From Film Comment (March-April 1974). — J.R.
December 7: To enter the sound stage at Epinay-sur-Seine, a Parisian suburb where Alain Resnais is working on his new film about Alexandre Stavisky, you have to go through a heavy door that resembles the entrance to a bank vault, where you’re promptly greeted by Alexandre, a friendly dog who seems to be serving as the crew’s mascot (a younger dog named Sacha figures in the cast). Continuing past Alexandre, you weave your way through a labyrinth of construction that eventually resolves itself into a gargantuan neo-Lubitsch set comprising Stavisky’s office complex — a rather awesome 1933 décor the size of a country house that took forty people a month to build, even though it’ll only be used for a relatively short part of the film.
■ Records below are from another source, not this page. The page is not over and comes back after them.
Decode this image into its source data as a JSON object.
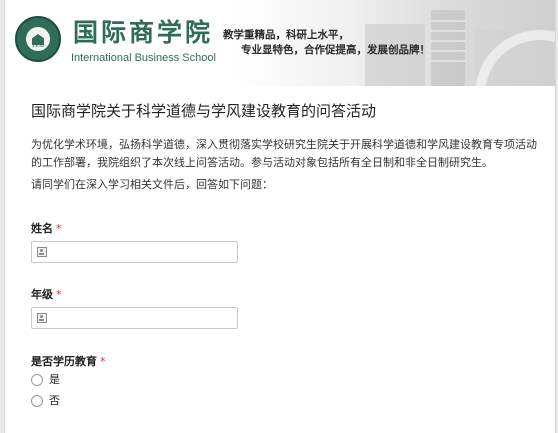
{
  "banner": {
    "school_name_cn": "国际商学院",
    "school_name_en": "International Business School",
    "seal_year": "1958",
    "motto_line1": "教学重精品，科研上水平，",
    "motto_line2": "专业显特色，合作促提高，发展创品牌！",
    "brand_color": "#2f6d5a"
  },
  "form": {
    "title": "国际商学院关于科学道德与学风建设教育的问答活动",
    "intro": "为优化学术环境，弘扬科学道德，深入贯彻落实学校研究生院关于开展科学道德和学风建设教育专项活动的工作部署，我院组织了本次线上问答活动。参与活动对象包括所有全日制和非全日制研究生。",
    "instruction": "请同学们在深入学习相关文件后，回答如下问题：",
    "required_mark": "*",
    "questions": [
      {
        "label": "姓名",
        "type": "text",
        "icon": "contact-card-icon",
        "value": ""
      },
      {
        "label": "年级",
        "type": "text",
        "icon": "contact-card-icon",
        "value": ""
      },
      {
        "label": "是否学历教育",
        "type": "radio",
        "options": [
          "是",
          "否"
        ]
      }
    ]
  }
}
It’s the kind of set you can get lost in, with multiple exits and three separate stairways leading off of a giant central conference room with golden chandeliers, a large semi-circular table, light-green walls, tall windows with pink drapes, and no ceiling; a set where long hallways on the second landing go past doors that open on nothing, and members of the lighting crew move about in obscure corners carrying equipment and muttering to themselves.… Read more »